● **Brief**
From the records below, copy each line in which the string "name" occurs.

● **Excerpts from an interface dataset**

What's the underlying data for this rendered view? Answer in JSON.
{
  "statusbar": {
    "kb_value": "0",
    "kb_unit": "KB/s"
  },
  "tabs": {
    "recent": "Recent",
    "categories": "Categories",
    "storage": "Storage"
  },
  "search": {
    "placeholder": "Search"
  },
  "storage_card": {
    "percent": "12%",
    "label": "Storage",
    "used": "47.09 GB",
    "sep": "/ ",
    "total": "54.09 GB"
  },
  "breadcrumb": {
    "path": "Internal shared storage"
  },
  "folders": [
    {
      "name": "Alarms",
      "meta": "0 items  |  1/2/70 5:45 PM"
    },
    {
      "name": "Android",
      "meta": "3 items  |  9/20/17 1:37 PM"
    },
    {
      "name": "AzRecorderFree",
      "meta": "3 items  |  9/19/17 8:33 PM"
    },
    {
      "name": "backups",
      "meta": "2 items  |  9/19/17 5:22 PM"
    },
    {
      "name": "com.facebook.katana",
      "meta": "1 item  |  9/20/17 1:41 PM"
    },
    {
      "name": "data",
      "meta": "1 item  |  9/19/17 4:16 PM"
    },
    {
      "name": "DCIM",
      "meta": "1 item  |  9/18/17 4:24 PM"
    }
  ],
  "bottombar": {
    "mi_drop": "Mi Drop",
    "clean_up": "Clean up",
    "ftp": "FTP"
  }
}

● **Completed task**
      "name": "Alarms",
      "name": "Android",
      "name": "AzRecorderFree",
      "name": "backups",
      "name": "com.facebook.katana",
      "name": "data",
      "name": "DCIM",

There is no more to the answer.